Ok guys, my writers block has been all too real these past few weeks. I’m sitting in Starbucks trying to write this post on my lunch break after coming up with NOTHING last night and I STILL can’t come up with something to write about this outfit that I love and adore more than a little girl who loves her first princess dress. I’ve already moved my seat 3 times and can’t stop flashing dirty looks at the girls next to me because I keep thinking that everyone else is distracting me. Who am I kidding though, it’s not everyone and everything around me it’s the THOUSANDS of little voices and thoughts swirling around in my head that are causing the distraction – What resolutions I should be setting? What resolutions is everyone else setting? Can I make celery juice without a juicer? What’s the best way to organize my resolutions? Do I have an 8 a.m meeting tomorrow? Are my resolutions really realistic? How do I want to improve myself this year? Who do I want to be this year? What am I going to make for dinner tonight? How many of my goals should I have already started? Not to mention the lists and lists of all the little and big ideas I have in my head for the new year go on and on…Does anyone else feel this way and/or know at what point our brains explode?!

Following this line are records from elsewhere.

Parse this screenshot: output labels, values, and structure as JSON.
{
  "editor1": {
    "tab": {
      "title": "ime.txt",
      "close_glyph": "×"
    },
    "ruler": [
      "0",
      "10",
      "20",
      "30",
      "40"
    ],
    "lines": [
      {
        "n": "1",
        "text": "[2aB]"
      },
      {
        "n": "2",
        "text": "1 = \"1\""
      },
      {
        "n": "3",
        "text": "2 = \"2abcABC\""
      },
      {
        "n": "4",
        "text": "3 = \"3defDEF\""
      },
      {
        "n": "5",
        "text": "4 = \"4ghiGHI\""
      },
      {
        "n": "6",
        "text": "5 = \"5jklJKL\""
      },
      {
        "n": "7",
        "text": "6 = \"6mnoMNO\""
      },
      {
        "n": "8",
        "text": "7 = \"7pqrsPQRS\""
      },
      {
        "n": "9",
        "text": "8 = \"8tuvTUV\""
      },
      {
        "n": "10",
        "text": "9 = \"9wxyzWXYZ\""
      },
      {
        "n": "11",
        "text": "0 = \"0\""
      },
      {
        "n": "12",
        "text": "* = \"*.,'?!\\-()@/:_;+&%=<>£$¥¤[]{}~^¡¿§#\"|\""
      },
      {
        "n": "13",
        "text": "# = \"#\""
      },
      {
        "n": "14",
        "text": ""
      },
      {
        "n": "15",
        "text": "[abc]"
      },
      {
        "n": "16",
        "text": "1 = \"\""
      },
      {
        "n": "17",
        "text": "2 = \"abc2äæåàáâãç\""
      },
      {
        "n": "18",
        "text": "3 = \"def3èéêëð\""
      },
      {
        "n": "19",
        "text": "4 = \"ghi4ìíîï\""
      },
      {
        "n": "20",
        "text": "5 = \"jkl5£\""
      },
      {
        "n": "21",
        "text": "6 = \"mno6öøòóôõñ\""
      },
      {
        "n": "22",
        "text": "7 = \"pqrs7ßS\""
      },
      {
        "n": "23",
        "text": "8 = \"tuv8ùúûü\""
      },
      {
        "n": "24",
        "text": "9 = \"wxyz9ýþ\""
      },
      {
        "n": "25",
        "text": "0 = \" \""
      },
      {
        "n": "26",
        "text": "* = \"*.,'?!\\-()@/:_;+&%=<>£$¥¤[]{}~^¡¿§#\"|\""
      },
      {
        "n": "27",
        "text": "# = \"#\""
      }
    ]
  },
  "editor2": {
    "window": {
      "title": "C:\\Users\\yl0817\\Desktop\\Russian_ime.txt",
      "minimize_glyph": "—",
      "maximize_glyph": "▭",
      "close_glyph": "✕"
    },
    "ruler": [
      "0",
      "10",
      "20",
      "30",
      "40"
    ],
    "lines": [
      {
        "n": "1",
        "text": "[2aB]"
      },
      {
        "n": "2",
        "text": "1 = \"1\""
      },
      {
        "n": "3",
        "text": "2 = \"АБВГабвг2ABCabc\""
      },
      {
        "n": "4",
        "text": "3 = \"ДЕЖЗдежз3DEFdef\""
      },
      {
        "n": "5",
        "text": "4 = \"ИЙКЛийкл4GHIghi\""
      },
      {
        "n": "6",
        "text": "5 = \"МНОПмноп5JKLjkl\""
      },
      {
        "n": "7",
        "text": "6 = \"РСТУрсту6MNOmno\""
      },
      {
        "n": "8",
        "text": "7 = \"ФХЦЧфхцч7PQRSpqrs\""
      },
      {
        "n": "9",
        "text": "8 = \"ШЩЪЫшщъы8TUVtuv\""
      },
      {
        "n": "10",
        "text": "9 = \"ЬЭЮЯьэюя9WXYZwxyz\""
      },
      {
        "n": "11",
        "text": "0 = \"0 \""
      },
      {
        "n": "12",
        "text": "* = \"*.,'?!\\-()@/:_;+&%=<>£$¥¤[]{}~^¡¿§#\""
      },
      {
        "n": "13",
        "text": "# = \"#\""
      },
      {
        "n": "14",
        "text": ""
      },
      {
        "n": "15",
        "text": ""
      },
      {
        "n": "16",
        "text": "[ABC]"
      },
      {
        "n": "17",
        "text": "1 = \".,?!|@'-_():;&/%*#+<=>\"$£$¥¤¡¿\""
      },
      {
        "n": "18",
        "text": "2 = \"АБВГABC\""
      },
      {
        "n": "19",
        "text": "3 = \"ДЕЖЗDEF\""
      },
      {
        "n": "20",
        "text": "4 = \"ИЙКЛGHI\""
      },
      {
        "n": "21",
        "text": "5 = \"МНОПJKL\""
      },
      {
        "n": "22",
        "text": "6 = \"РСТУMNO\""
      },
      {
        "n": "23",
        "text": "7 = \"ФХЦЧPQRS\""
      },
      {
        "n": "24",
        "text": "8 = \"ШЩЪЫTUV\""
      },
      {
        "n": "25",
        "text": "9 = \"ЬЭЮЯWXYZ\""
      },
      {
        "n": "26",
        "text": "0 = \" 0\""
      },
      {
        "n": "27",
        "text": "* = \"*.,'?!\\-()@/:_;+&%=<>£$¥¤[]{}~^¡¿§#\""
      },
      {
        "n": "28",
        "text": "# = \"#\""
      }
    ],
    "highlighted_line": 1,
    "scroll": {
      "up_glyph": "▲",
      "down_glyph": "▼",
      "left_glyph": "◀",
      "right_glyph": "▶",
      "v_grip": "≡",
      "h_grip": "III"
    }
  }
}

This is clearly what’s causing the blockage in my brain so I’m going run with it for today’s post. Hopefully what I have to say about this blockage can help out anyone who answered yes to the question above. For those of you who came to this post just for the cute pink jacket the links are above for ya (BTW, the jacket is on sale, super cute on and insanely soft).
Now, back to what I was saying. I feel the social media stratosphere makes writing and planning for new year’s resolutions seem so simple and easy, there are all these templates and tools to help you organize resolutions and goals and write them out on pretty rainbow paper that’s going to inspire you. It’s like everyone is supposed to start the new year with a 50 page prelude full of robust resolutions followed by 365 pieces of fresh white paper and they’re ready to make 2019 “their year”. They’re carefully filling those fresh white pages with healthy eating plans, a new gym schedule, home organization plans, so on and so forth…
Meanwhile, I’m sitting here trying to find a free weekend before Valentine’s Day that I can take my Christmas tree down. Half the “pages” in my 2019 book are already overflowing, written on, scratched out, coffee stained and torn into a million pieces. I have a crazy year ahead (that is going to be absolutely incredible) and while I really want to make resolutions, right now I know I can’t promise myself how many times a week I’m going to make it to the gym for the rest of the year, or when I’ll have time to get around to re-organizing my pantry and as much as I want to give up drinking wine on week nights, I have a lot to celebrate this year plus yesterday was a rough day and I already caved and had a glass of wine and it was only Tuesday so I’m clearly not going to stick to that.
I’m realizing that all the craziness in my head, that blockage and noise, is a result of the overwhelming pressure I’m feeling to write a 50-page prelude filled with lofty goals, detailed out by the habits I need to break or pick up to achieve them that are then scheduled down to the minute each day on that pretty fresh white piece of paper, but let’s be honest, that is ridiculous! We can’t write out what our entire year is going to entail and look like in one day, one week or one month! Plus 365 days is a LONG TIME. Shit happens people. Then what? Your entire prelude is fucked. What happens if you slip on ice and break your leg? How are you going to stick to that workout plan now? Break your leg or not, I think this method is just setting yourself up for failure.
Don’t get me wrong here, I’m not trying to be a pessimist and say you should plan for the worst and I’m definitely not saying that you shouldn’t have resolutions and goals. I’m just saying that I think we need to change the way we view our resolutions and goals.
Instead of making resolutions into a 365 day long to do list, I’m going to come up with a few mantras and intentions that will act as a guiding force as I write my to do list each day, as I put together my goals each week, and as I make new promises to myself at the start of each month.
I strongly believe that if you break it down and take it one day at a time, with the same mantras and intentions in mind to guide you, you will be far more likely to stay on course with what you want to achieve. You’ll also be far more prepared to adjust your plan as you go and take any hits along the way for 365 days and beyond.
This post has already gotten far too long so I’ll stop it at that and share my mantras and intentions for 2019 in a post to come!